In response to these actions, Britain saw a drastic change in the war. In 1759, two prominent British armies moved into French Canadian territory, capturing Niagara and advancing all the way to Lake Champlain. General James Wolfe captained one of the campaigns, defeating Montcalm on the historic Plains of Abraham outside of the French stronghold in Québec. The result was a startling British victory and eventual capture of the Québec lands. In the aftermath of the Seven Years' War, the British moved inland onto previously French-occupied lands.
Social and Political Outcomes
As the war abruptly turned in favour of the British, French Canadians saw their land and entire governmental system begin to change. In 1763, the outcome was made official, as French dignitaries signed the Treaty of Paris, essentially giving Britain the colony of Canada. Although many French loyalists expected a regime of terror, the British rule in Canada was fair and centered on international trade. However, as political concerns diminished, the social implications for the remaining loyalist French Canadians proved to be challenging. The French-Canadian way of life had changed forever, and the arrival of an English Court had seemingly stripped away some legal rights and advancement enjoyed by French Canadians. The French could do very little to advance in law careers or as members of government, and despite a seemingly strong trading market and high population, Canada was still largely controlled as a colony of England.
The resulting social tension within French Canada forced the English government to draft the Quèbec Act. This Act gave French Canadians the right to hold onto their rights as practicing Catholics, and it expanded their territory from Ohio to the Mississippi River. The American colonists were directly opposed to giving these rights to French Canadians, and many historians believe it was this very act that led to Canadians siding with the English in the forthcoming American Revolution.
The British victory in Canada helped make Britain one of the most powerful forces in the world. Although Canada has since become an independent nation, her ties to the British Commonwealth have remained strong, as Canada adopted values, customs, and governmental structure from Britain.

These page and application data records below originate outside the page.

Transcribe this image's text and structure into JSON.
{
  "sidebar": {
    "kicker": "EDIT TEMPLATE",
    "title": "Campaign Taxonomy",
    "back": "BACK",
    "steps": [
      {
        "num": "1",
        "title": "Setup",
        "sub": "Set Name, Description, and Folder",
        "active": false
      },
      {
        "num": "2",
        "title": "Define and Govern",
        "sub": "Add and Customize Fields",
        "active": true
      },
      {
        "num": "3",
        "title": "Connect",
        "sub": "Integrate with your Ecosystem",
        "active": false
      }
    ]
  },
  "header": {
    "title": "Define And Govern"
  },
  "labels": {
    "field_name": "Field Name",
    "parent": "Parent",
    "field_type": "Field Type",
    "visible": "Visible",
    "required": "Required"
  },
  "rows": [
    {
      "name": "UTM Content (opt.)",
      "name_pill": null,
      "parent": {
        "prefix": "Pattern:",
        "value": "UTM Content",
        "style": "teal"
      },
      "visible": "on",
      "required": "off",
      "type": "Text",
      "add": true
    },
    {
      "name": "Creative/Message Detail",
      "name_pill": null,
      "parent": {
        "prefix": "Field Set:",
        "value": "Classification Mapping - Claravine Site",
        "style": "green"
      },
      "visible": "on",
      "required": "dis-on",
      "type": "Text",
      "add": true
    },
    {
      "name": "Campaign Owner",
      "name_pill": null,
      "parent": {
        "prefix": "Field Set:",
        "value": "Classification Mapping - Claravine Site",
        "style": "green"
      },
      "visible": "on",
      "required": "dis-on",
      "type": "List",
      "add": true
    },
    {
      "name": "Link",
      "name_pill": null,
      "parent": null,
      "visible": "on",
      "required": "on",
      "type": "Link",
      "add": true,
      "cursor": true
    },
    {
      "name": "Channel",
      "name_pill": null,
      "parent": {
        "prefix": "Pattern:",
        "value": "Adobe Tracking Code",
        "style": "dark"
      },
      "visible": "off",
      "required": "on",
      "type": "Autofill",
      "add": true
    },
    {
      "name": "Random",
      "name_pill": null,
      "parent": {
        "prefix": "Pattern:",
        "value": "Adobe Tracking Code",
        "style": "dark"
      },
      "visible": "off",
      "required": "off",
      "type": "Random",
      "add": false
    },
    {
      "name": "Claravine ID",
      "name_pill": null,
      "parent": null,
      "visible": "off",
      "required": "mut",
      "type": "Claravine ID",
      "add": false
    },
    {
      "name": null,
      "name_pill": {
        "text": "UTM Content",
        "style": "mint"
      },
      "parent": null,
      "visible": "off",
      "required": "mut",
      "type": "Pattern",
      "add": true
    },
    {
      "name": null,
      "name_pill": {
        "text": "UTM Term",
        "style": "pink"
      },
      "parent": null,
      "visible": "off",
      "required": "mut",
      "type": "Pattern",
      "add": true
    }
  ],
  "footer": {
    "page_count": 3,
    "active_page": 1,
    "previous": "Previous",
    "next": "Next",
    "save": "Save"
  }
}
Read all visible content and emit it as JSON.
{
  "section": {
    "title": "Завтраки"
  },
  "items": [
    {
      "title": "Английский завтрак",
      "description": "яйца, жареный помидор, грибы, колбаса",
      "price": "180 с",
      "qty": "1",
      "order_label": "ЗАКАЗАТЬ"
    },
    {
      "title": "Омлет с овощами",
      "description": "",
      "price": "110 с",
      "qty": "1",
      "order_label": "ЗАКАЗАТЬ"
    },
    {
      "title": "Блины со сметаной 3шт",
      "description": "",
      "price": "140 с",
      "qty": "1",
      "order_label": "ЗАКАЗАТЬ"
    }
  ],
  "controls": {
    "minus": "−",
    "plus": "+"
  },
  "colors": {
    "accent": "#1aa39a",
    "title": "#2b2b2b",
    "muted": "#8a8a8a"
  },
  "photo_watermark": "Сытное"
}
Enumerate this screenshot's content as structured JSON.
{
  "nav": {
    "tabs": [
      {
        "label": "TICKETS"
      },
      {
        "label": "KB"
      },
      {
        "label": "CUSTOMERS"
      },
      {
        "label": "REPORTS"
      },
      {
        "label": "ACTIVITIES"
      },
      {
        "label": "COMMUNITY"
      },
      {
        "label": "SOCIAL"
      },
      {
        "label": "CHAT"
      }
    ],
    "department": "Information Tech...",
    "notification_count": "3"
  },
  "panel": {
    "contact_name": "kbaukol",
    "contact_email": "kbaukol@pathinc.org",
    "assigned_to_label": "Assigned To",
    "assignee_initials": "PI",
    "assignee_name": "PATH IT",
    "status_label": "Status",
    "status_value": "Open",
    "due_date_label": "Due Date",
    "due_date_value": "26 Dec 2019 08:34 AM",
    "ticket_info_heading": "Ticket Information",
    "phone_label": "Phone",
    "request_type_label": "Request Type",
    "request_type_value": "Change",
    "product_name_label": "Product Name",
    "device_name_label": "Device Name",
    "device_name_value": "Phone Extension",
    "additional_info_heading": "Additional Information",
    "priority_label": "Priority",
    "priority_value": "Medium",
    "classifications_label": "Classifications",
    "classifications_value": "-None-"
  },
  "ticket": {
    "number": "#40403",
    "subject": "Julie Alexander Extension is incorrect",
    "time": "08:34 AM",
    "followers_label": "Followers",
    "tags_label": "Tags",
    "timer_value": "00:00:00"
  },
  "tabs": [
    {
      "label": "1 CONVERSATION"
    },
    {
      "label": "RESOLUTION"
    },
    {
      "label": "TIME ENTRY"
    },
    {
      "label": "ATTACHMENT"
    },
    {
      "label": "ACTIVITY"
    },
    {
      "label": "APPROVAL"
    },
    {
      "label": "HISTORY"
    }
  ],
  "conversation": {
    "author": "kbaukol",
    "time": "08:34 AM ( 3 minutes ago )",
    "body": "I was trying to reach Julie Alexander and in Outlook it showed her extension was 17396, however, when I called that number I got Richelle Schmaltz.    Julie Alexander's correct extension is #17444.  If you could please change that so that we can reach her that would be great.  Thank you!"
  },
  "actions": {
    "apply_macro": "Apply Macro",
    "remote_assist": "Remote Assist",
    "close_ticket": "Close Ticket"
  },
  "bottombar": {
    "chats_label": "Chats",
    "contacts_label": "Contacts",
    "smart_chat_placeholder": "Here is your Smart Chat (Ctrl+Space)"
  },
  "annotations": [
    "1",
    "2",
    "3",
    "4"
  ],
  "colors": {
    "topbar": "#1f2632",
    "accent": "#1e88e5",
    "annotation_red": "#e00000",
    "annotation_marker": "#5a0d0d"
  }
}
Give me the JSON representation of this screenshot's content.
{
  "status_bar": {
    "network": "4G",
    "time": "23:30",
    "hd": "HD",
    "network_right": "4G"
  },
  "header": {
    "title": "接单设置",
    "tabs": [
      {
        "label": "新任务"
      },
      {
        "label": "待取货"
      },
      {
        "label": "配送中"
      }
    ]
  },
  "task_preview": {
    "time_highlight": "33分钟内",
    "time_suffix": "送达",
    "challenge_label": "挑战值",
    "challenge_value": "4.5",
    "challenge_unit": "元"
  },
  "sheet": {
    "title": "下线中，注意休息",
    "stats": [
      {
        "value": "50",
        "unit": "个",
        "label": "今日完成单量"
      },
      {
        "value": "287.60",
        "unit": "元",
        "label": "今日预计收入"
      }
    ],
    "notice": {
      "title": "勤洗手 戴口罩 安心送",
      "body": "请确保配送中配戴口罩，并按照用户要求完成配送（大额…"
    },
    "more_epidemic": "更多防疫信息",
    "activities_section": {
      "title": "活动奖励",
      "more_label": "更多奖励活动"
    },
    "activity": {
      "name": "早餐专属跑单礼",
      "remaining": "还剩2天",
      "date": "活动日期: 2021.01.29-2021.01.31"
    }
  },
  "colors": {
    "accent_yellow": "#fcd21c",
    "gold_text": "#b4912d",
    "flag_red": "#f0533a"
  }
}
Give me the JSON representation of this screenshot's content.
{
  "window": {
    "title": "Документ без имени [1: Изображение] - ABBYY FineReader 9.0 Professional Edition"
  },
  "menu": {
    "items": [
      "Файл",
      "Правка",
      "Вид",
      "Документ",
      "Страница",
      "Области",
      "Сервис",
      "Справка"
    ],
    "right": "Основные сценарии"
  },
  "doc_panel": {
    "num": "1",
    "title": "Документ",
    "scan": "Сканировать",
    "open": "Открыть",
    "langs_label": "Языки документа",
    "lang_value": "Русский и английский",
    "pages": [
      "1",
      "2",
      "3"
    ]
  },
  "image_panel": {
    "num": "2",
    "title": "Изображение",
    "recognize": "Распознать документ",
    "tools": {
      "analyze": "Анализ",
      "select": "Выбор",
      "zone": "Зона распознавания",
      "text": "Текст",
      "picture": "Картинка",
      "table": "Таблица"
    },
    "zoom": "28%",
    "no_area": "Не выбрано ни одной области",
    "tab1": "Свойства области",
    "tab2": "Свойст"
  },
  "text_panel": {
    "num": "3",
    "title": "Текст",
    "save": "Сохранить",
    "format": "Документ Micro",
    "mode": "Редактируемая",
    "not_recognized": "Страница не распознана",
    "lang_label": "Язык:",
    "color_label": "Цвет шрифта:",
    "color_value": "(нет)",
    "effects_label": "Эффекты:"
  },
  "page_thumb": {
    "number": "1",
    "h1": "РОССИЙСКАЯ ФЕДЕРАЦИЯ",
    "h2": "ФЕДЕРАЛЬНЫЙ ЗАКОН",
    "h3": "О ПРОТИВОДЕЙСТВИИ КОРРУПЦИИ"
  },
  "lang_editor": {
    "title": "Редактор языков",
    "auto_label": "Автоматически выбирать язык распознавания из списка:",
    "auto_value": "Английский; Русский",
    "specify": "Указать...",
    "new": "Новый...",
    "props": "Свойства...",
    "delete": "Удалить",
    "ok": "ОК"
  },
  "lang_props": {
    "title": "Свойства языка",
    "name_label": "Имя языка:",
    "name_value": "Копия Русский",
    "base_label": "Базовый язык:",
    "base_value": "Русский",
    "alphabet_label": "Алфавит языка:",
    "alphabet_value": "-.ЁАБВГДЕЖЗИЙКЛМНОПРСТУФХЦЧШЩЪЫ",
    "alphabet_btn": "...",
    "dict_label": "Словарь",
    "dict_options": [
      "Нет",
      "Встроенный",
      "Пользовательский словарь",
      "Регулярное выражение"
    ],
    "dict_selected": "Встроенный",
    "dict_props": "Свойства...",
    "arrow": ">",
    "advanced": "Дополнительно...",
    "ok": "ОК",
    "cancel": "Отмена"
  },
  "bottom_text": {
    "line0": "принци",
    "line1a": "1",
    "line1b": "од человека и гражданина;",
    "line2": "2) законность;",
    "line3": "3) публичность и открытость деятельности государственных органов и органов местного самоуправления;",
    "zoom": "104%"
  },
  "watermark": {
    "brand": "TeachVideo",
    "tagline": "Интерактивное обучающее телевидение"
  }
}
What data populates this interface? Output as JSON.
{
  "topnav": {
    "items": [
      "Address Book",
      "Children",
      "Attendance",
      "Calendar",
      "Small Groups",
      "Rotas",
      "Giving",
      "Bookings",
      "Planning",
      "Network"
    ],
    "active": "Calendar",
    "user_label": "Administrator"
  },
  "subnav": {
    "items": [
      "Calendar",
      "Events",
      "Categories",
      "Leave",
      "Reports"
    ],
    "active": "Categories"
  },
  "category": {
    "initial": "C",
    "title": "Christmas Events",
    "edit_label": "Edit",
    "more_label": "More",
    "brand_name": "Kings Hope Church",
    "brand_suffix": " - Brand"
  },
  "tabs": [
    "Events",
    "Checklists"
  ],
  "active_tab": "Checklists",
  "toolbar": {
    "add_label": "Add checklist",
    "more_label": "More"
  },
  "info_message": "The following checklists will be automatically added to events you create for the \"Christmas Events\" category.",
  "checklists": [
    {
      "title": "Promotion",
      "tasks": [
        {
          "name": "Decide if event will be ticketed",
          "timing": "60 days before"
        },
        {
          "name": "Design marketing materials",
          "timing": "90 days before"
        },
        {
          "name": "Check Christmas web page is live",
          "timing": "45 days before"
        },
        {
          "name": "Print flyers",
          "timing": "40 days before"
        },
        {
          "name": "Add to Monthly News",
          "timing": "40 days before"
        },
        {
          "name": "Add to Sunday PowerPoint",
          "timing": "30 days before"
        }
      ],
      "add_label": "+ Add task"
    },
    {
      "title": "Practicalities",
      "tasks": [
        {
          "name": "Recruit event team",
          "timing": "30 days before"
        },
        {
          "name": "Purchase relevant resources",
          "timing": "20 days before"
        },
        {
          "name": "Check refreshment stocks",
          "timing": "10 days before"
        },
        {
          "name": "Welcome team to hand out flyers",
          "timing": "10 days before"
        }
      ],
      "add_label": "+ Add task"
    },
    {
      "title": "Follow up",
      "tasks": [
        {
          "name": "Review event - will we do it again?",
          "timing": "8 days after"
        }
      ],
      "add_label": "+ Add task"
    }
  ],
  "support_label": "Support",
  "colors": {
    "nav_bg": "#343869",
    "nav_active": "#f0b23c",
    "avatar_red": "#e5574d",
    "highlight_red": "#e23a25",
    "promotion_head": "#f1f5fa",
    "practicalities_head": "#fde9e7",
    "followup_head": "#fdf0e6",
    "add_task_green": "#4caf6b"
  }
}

Canada's entire modern history can be traced back to the outcome of the Seven Years' War, and the effects of the war still have political and social consequences in the French communities in eastern Canada. Quèbec is still largely viewed by many as a separate entity of Canada, and many French political agendas focus on the creation of Quebec as an independent nation.